The Fourth Circuit Court of Appeals reversed a lower court's finding in favor of Google, reviving language-software company Rosetta Stone's trademark infringement and dilution claims against the search giant's sale of trademarks as advertising keywords. Tech-friendly consumer advocates Public Knowledge complained that the appellate court's ruling did nothing to clarify the complex issue of consumer confusion. Rosetta Stone President/CEO Stephen Swad said, "We believe that the unauthorized sale of our trademarks to third parties, including counterfeiters, is wrong as it harms and confuses American consumers and infringes upon and dilutes Rosetta Stone's trademarks." Trademark law is conventionally resolved based on consumer confusion. Google allows advertisers to buy links that are displayed when third parties' trademarks are used as keywords for search, it reviews uses of these trademarks within the body of the advertising copy as well as on the advertisers' landing pages, and Google refuses overtly deceptive ads. It is much harder to control what actually happens at times — as Rosetta Stone put into evidence — when customers go to the linked websites and are then ultimately sold counterfeit merchandise bearing the trademark in question. In other words, despite Google's well-intentioned policies and efforts, counterfeiters have an economic incentive to defeat the system and deceive customers.
April 9 coverage that Netflix had formed a political action committee called Flixpac caused the hacker collective Anonymous to tweet, "Dear freedom lovers, @netflix is forming a PAC to push for a new version of SOPA, cancel your sub and go back to pirating!" Anonymous also launched denial of service attacks against the tech and wireless associations TechAmerica and USTelecom, upset that the groups supported cybersecurity legislation. Netflix is just getting started with its PAC, has not and is not expected to support rogue website legislation, and is apparently much more interested in Net neutrality, which directly affects its business model. Many Netflix subscribers who canceled their accounts blamed the company's support for cybersecurity legislation. While some Internet freedom activists are likely becoming trigger-happy, confused, or both, this populist movement remains passionate.

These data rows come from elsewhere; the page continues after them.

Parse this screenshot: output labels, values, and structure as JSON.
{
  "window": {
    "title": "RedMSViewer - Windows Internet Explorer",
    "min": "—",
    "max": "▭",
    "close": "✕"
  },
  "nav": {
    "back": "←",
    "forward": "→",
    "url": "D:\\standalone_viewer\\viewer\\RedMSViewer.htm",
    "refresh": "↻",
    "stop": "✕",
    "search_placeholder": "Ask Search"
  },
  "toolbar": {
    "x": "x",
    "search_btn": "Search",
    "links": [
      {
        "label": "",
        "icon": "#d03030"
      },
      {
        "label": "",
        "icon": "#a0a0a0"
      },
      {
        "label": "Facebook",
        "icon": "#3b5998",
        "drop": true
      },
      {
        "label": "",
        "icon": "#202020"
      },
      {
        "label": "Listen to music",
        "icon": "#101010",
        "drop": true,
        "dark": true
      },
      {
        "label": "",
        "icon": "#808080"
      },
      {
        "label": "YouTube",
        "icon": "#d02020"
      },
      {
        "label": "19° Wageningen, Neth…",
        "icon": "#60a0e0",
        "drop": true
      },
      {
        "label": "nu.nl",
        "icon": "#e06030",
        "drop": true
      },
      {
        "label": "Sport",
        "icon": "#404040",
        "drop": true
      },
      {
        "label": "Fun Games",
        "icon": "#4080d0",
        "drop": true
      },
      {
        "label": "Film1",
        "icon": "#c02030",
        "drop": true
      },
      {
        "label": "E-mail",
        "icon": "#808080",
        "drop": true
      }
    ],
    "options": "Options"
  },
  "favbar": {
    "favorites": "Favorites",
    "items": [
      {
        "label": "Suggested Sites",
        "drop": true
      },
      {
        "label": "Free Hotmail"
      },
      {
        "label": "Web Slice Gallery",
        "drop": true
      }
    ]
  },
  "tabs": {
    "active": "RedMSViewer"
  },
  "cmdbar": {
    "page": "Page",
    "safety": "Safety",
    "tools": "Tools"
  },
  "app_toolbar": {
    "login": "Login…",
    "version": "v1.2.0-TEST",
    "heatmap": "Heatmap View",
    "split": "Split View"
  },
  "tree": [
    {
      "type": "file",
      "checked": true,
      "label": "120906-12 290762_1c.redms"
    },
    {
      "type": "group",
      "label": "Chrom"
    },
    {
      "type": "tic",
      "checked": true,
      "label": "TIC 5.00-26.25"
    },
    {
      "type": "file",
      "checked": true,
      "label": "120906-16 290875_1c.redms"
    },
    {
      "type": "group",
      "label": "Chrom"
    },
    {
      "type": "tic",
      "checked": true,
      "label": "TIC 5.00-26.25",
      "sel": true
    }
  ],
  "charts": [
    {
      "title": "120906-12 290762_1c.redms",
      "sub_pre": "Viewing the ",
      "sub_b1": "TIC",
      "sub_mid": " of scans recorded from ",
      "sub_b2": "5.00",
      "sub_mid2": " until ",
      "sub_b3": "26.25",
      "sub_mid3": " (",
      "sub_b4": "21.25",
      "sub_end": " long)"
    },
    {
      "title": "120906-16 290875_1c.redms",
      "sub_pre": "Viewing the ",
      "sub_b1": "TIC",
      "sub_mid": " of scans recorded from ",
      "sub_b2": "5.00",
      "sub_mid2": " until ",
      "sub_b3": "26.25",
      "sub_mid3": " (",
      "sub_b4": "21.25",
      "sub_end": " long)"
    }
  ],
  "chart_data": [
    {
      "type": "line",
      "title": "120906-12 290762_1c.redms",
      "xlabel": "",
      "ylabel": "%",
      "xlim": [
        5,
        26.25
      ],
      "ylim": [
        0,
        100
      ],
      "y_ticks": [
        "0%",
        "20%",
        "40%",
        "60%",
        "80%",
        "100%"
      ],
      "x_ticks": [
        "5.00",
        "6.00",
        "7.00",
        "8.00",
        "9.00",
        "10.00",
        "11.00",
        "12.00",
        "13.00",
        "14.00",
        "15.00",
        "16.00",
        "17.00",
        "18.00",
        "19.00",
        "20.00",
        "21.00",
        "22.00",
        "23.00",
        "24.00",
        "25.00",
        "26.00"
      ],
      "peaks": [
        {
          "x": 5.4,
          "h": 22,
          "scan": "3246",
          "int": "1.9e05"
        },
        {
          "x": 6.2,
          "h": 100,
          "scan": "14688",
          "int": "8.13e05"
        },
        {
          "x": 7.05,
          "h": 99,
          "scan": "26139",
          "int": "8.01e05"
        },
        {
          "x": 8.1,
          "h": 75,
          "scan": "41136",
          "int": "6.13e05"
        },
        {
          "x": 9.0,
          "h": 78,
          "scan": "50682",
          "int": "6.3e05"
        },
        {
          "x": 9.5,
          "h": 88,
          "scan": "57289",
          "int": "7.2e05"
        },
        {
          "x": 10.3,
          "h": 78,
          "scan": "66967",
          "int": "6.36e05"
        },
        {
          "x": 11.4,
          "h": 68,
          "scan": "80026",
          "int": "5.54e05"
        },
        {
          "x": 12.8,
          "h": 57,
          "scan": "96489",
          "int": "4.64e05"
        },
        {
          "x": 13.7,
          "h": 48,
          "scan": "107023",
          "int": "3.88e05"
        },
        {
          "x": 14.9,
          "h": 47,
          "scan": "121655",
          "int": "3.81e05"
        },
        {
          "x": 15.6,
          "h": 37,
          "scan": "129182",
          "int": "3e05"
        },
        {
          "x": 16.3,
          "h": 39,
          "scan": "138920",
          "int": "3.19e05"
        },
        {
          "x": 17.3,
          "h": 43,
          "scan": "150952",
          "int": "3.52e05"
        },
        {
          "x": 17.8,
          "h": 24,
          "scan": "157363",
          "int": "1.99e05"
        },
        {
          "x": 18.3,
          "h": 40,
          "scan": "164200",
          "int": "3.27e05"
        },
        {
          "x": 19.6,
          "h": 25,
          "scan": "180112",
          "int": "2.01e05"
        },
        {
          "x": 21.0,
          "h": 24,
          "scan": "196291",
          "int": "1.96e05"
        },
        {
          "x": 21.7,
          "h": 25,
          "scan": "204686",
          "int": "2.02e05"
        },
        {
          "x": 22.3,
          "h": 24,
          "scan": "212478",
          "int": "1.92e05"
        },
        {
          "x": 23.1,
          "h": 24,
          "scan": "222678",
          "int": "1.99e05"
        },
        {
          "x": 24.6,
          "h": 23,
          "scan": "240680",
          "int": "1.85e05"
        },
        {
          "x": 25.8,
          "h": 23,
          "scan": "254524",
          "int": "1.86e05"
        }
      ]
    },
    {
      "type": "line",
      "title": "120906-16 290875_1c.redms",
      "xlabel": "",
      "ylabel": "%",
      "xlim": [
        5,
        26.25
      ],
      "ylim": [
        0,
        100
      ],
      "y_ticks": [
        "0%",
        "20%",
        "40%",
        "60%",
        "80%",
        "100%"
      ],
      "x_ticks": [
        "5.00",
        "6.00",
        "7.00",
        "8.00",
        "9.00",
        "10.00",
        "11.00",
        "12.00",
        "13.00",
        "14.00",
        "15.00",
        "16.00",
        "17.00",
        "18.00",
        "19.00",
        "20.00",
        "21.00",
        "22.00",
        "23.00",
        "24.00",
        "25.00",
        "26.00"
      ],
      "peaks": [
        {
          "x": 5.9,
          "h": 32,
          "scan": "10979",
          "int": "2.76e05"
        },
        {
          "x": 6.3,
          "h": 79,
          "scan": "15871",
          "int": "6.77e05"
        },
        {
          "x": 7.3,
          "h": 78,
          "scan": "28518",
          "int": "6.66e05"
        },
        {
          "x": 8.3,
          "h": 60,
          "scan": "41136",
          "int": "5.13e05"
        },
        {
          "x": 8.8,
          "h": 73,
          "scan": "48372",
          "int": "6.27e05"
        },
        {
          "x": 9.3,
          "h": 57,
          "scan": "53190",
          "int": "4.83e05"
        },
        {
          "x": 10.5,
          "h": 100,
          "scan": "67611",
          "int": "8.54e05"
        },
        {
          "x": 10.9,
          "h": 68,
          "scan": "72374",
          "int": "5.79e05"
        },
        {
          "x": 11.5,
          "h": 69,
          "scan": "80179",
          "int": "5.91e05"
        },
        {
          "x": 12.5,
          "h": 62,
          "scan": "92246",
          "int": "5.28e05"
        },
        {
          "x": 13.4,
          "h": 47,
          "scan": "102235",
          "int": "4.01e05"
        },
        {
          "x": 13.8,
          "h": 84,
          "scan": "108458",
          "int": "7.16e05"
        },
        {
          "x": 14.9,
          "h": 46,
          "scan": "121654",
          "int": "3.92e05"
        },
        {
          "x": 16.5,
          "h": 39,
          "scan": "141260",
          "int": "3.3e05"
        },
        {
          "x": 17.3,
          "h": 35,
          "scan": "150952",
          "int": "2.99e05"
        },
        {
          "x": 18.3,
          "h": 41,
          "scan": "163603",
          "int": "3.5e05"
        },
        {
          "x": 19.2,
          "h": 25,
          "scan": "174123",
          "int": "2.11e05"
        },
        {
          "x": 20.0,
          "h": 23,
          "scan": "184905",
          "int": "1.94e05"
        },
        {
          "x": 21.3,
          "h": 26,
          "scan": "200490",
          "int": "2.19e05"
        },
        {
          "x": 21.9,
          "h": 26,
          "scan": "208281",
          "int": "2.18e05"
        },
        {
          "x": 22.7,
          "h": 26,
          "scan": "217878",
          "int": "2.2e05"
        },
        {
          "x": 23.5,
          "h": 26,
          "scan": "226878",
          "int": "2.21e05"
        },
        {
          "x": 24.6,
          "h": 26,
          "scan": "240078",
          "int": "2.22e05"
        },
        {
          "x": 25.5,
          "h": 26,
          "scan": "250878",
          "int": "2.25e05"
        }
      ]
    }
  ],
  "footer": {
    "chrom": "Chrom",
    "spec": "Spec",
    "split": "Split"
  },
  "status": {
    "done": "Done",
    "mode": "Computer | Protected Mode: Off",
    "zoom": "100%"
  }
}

The Recording Academy actively represents the music community on such issues as intellectual property rights, music piracy, archiving and preservation, and censorship concerns. In pursuing its commitment to addressing these and other issues, The Recording Academy undertakes a variety of national initiatives. ArtsWatch is a key part of an agenda aimed at raising public awareness of and support for the rights of artists. To become more involved, visit Advocacy Action @ GRAMMY.com and sign up for Advocacy Action E-lerts.
Click on the "ArtsWatch" tag below for links to other GRAMMY News stories in this series.